-- Opening Marker --

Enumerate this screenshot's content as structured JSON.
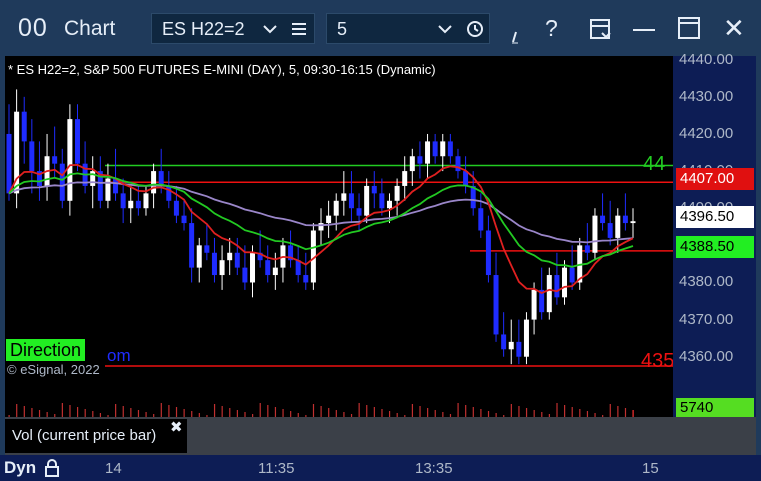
{
  "window": {
    "logo_text": "00",
    "title": "Chart",
    "symbol_value": "ES H22=2",
    "interval_value": "5",
    "icons": [
      "list-icon",
      "clock-icon",
      "draw-icon",
      "help-icon",
      "layout-icon",
      "minimize-icon",
      "maximize-icon",
      "close-icon"
    ],
    "help_glyph": "?",
    "close_glyph": "✕"
  },
  "chart": {
    "header": "* ES H22=2, S&P 500 FUTURES E-MINI (DAY), 5, 09:30-16:15 (Dynamic)",
    "copyright": "© eSignal, 2022",
    "direction_label": "Direction",
    "direction_suffix": "om",
    "level_label_green": "44",
    "level_label_red": "435",
    "colors": {
      "up": "#ffffff",
      "down": "#1f2cff",
      "ema_red": "#e02020",
      "ema_green": "#22c922",
      "avg_purple": "#9a86c9",
      "level_green": "#22cc22",
      "level_red": "#ee1111"
    }
  },
  "chart_data": {
    "type": "candlestick",
    "ylim": [
      4354,
      4441
    ],
    "price_ticks": [
      "4440.00",
      "4430.00",
      "4420.00",
      "4410.00",
      "4400.00",
      "4380.00",
      "4370.00",
      "4360.00"
    ],
    "time_ticks": [
      "14",
      "11:35",
      "13:35",
      "15"
    ],
    "last_price": "4396.50",
    "level_labels": [
      {
        "label": "4407.00",
        "color": "#ee1111"
      },
      {
        "label": "4388.50",
        "color": "#22cc22"
      }
    ],
    "horizontal_levels": [
      {
        "value": 4411.5,
        "color": "#22cc22"
      },
      {
        "value": 4407.0,
        "color": "#ee1111"
      },
      {
        "value": 4388.5,
        "color": "#ee1111"
      },
      {
        "value": 4357.5,
        "color": "#ee1111"
      }
    ],
    "candles": [
      [
        4420,
        4428,
        4402,
        4404
      ],
      [
        4404,
        4432,
        4400,
        4426
      ],
      [
        4426,
        4430,
        4412,
        4418
      ],
      [
        4418,
        4424,
        4404,
        4410
      ],
      [
        4410,
        4418,
        4402,
        4406
      ],
      [
        4406,
        4420,
        4402,
        4414
      ],
      [
        4414,
        4422,
        4408,
        4412
      ],
      [
        4412,
        4416,
        4400,
        4402
      ],
      [
        4402,
        4428,
        4398,
        4424
      ],
      [
        4424,
        4428,
        4410,
        4412
      ],
      [
        4412,
        4418,
        4404,
        4406
      ],
      [
        4406,
        4414,
        4400,
        4410
      ],
      [
        4410,
        4414,
        4400,
        4402
      ],
      [
        4402,
        4412,
        4400,
        4408
      ],
      [
        4408,
        4416,
        4402,
        4404
      ],
      [
        4404,
        4408,
        4396,
        4400
      ],
      [
        4400,
        4406,
        4396,
        4402
      ],
      [
        4402,
        4406,
        4398,
        4400
      ],
      [
        4400,
        4406,
        4398,
        4404
      ],
      [
        4404,
        4412,
        4400,
        4410
      ],
      [
        4410,
        4416,
        4404,
        4406
      ],
      [
        4406,
        4410,
        4400,
        4402
      ],
      [
        4402,
        4406,
        4396,
        4398
      ],
      [
        4398,
        4402,
        4394,
        4396
      ],
      [
        4396,
        4400,
        4380,
        4384
      ],
      [
        4384,
        4392,
        4380,
        4390
      ],
      [
        4390,
        4396,
        4386,
        4388
      ],
      [
        4388,
        4392,
        4380,
        4382
      ],
      [
        4382,
        4390,
        4378,
        4386
      ],
      [
        4386,
        4392,
        4382,
        4388
      ],
      [
        4388,
        4392,
        4382,
        4384
      ],
      [
        4384,
        4390,
        4378,
        4380
      ],
      [
        4380,
        4390,
        4376,
        4388
      ],
      [
        4388,
        4394,
        4384,
        4386
      ],
      [
        4386,
        4390,
        4380,
        4382
      ],
      [
        4382,
        4388,
        4378,
        4384
      ],
      [
        4384,
        4392,
        4380,
        4390
      ],
      [
        4390,
        4394,
        4384,
        4386
      ],
      [
        4386,
        4390,
        4380,
        4382
      ],
      [
        4382,
        4388,
        4378,
        4380
      ],
      [
        4380,
        4396,
        4378,
        4394
      ],
      [
        4394,
        4400,
        4390,
        4396
      ],
      [
        4396,
        4402,
        4392,
        4398
      ],
      [
        4398,
        4404,
        4394,
        4402
      ],
      [
        4402,
        4410,
        4398,
        4404
      ],
      [
        4404,
        4410,
        4396,
        4400
      ],
      [
        4400,
        4404,
        4394,
        4398
      ],
      [
        4398,
        4408,
        4396,
        4406
      ],
      [
        4406,
        4410,
        4400,
        4404
      ],
      [
        4404,
        4408,
        4398,
        4400
      ],
      [
        4400,
        4404,
        4396,
        4402
      ],
      [
        4402,
        4408,
        4398,
        4406
      ],
      [
        4406,
        4414,
        4402,
        4410
      ],
      [
        4410,
        4416,
        4406,
        4414
      ],
      [
        4414,
        4418,
        4408,
        4412
      ],
      [
        4412,
        4420,
        4408,
        4418
      ],
      [
        4418,
        4420,
        4412,
        4414
      ],
      [
        4414,
        4420,
        4410,
        4418
      ],
      [
        4418,
        4420,
        4412,
        4414
      ],
      [
        4414,
        4416,
        4408,
        4410
      ],
      [
        4410,
        4414,
        4404,
        4406
      ],
      [
        4406,
        4410,
        4398,
        4400
      ],
      [
        4400,
        4404,
        4392,
        4394
      ],
      [
        4394,
        4398,
        4380,
        4382
      ],
      [
        4382,
        4388,
        4364,
        4366
      ],
      [
        4366,
        4372,
        4360,
        4362
      ],
      [
        4362,
        4370,
        4358,
        4364
      ],
      [
        4364,
        4370,
        4358,
        4360
      ],
      [
        4360,
        4372,
        4358,
        4370
      ],
      [
        4370,
        4380,
        4366,
        4378
      ],
      [
        4378,
        4384,
        4370,
        4372
      ],
      [
        4372,
        4384,
        4370,
        4382
      ],
      [
        4382,
        4388,
        4374,
        4376
      ],
      [
        4376,
        4386,
        4374,
        4384
      ],
      [
        4384,
        4390,
        4378,
        4380
      ],
      [
        4380,
        4392,
        4378,
        4390
      ],
      [
        4390,
        4396,
        4386,
        4388
      ],
      [
        4388,
        4400,
        4386,
        4398
      ],
      [
        4398,
        4404,
        4394,
        4396
      ],
      [
        4396,
        4402,
        4390,
        4392
      ],
      [
        4392,
        4400,
        4388,
        4398
      ],
      [
        4398,
        4404,
        4394,
        4396
      ],
      [
        4396,
        4400,
        4392,
        4396.5
      ]
    ],
    "volume_label": "5740",
    "volume_tip": "Vol (current price bar)"
  },
  "bottom": {
    "dyn_label": "Dyn",
    "lock_icon": "lock-icon",
    "close_tip": "✖"
  }
}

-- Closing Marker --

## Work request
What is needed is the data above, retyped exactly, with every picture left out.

## The completed task
Enumerate this screenshot's content as structured JSON.
{
  "window": {
    "logo_text": "00",
    "title": "Chart",
    "symbol_value": "ES H22=2",
    "interval_value": "5",
    "icons": [
      "list-icon",
      "clock-icon",
      "draw-icon",
      "help-icon",
      "layout-icon",
      "minimize-icon",
      "maximize-icon",
      "close-icon"
    ],
    "help_glyph": "?",
    "close_glyph": "✕"
  },
  "chart": {
    "header": "* ES H22=2, S&P 500 FUTURES E-MINI (DAY), 5, 09:30-16:15 (Dynamic)",
    "copyright": "© eSignal, 2022",
    "direction_label": "Direction",
    "direction_suffix": "om",
    "level_label_green": "44",
    "level_label_red": "435",
    "colors": {
      "up": "#ffffff",
      "down": "#1f2cff",
      "ema_red": "#e02020",
      "ema_green": "#22c922",
      "avg_purple": "#9a86c9",
      "level_green": "#22cc22",
      "level_red": "#ee1111"
    }
  },
  "chart_data": {
    "type": "candlestick",
    "ylim": [
      4354,
      4441
    ],
    "price_ticks": [
      "4440.00",
      "4430.00",
      "4420.00",
      "4410.00",
      "4400.00",
      "4380.00",
      "4370.00",
      "4360.00"
    ],
    "time_ticks": [
      "14",
      "11:35",
      "13:35",
      "15"
    ],
    "last_price": "4396.50",
    "level_labels": [
      {
        "label": "4407.00",
        "color": "#ee1111"
      },
      {
        "label": "4388.50",
        "color": "#22cc22"
      }
    ],
    "horizontal_levels": [
      {
        "value": 4411.5,
        "color": "#22cc22"
      },
      {
        "value": 4407.0,
        "color": "#ee1111"
      },
      {
        "value": 4388.5,
        "color": "#ee1111"
      },
      {
        "value": 4357.5,
        "color": "#ee1111"
      }
    ],
    "candles": [
      [
        4420,
        4428,
        4402,
        4404
      ],
      [
        4404,
        4432,
        4400,
        4426
      ],
      [
        4426,
        4430,
        4412,
        4418
      ],
      [
        4418,
        4424,
        4404,
        4410
      ],
      [
        4410,
        4418,
        4402,
        4406
      ],
      [
        4406,
        4420,
        4402,
        4414
      ],
      [
        4414,
        4422,
        4408,
        4412
      ],
      [
        4412,
        4416,
        4400,
        4402
      ],
      [
        4402,
        4428,
        4398,
        4424
      ],
      [
        4424,
        4428,
        4410,
        4412
      ],
      [
        4412,
        4418,
        4404,
        4406
      ],
      [
        4406,
        4414,
        4400,
        4410
      ],
      [
        4410,
        4414,
        4400,
        4402
      ],
      [
        4402,
        4412,
        4400,
        4408
      ],
      [
        4408,
        4416,
        4402,
        4404
      ],
      [
        4404,
        4408,
        4396,
        4400
      ],
      [
        4400,
        4406,
        4396,
        4402
      ],
      [
        4402,
        4406,
        4398,
        4400
      ],
      [
        4400,
        4406,
        4398,
        4404
      ],
      [
        4404,
        4412,
        4400,
        4410
      ],
      [
        4410,
        4416,
        4404,
        4406
      ],
      [
        4406,
        4410,
        4400,
        4402
      ],
      [
        4402,
        4406,
        4396,
        4398
      ],
      [
        4398,
        4402,
        4394,
        4396
      ],
      [
        4396,
        4400,
        4380,
        4384
      ],
      [
        4384,
        4392,
        4380,
        4390
      ],
      [
        4390,
        4396,
        4386,
        4388
      ],
      [
        4388,
        4392,
        4380,
        4382
      ],
      [
        4382,
        4390,
        4378,
        4386
      ],
      [
        4386,
        4392,
        4382,
        4388
      ],
      [
        4388,
        4392,
        4382,
        4384
      ],
      [
        4384,
        4390,
        4378,
        4380
      ],
      [
        4380,
        4390,
        4376,
        4388
      ],
      [
        4388,
        4394,
        4384,
        4386
      ],
      [
        4386,
        4390,
        4380,
        4382
      ],
      [
        4382,
        4388,
        4378,
        4384
      ],
      [
        4384,
        4392,
        4380,
        4390
      ],
      [
        4390,
        4394,
        4384,
        4386
      ],
      [
        4386,
        4390,
        4380,
        4382
      ],
      [
        4382,
        4388,
        4378,
        4380
      ],
      [
        4380,
        4396,
        4378,
        4394
      ],
      [
        4394,
        4400,
        4390,
        4396
      ],
      [
        4396,
        4402,
        4392,
        4398
      ],
      [
        4398,
        4404,
        4394,
        4402
      ],
      [
        4402,
        4410,
        4398,
        4404
      ],
      [
        4404,
        4410,
        4396,
        4400
      ],
      [
        4400,
        4404,
        4394,
        4398
      ],
      [
        4398,
        4408,
        4396,
        4406
      ],
      [
        4406,
        4410,
        4400,
        4404
      ],
      [
        4404,
        4408,
        4398,
        4400
      ],
      [
        4400,
        4404,
        4396,
        4402
      ],
      [
        4402,
        4408,
        4398,
        4406
      ],
      [
        4406,
        4414,
        4402,
        4410
      ],
      [
        4410,
        4416,
        4406,
        4414
      ],
      [
        4414,
        4418,
        4408,
        4412
      ],
      [
        4412,
        4420,
        4408,
        4418
      ],
      [
        4418,
        4420,
        4412,
        4414
      ],
      [
        4414,
        4420,
        4410,
        4418
      ],
      [
        4418,
        4420,
        4412,
        4414
      ],
      [
        4414,
        4416,
        4408,
        4410
      ],
      [
        4410,
        4414,
        4404,
        4406
      ],
      [
        4406,
        4410,
        4398,
        4400
      ],
      [
        4400,
        4404,
        4392,
        4394
      ],
      [
        4394,
        4398,
        4380,
        4382
      ],
      [
        4382,
        4388,
        4364,
        4366
      ],
      [
        4366,
        4372,
        4360,
        4362
      ],
      [
        4362,
        4370,
        4358,
        4364
      ],
      [
        4364,
        4370,
        4358,
        4360
      ],
      [
        4360,
        4372,
        4358,
        4370
      ],
      [
        4370,
        4380,
        4366,
        4378
      ],
      [
        4378,
        4384,
        4370,
        4372
      ],
      [
        4372,
        4384,
        4370,
        4382
      ],
      [
        4382,
        4388,
        4374,
        4376
      ],
      [
        4376,
        4386,
        4374,
        4384
      ],
      [
        4384,
        4390,
        4378,
        4380
      ],
      [
        4380,
        4392,
        4378,
        4390
      ],
      [
        4390,
        4396,
        4386,
        4388
      ],
      [
        4388,
        4400,
        4386,
        4398
      ],
      [
        4398,
        4404,
        4394,
        4396
      ],
      [
        4396,
        4402,
        4390,
        4392
      ],
      [
        4392,
        4400,
        4388,
        4398
      ],
      [
        4398,
        4404,
        4394,
        4396
      ],
      [
        4396,
        4400,
        4392,
        4396.5
      ]
    ],
    "volume_label": "5740",
    "volume_tip": "Vol (current price bar)"
  },
  "bottom": {
    "dyn_label": "Dyn",
    "lock_icon": "lock-icon",
    "close_tip": "✖"
  }
}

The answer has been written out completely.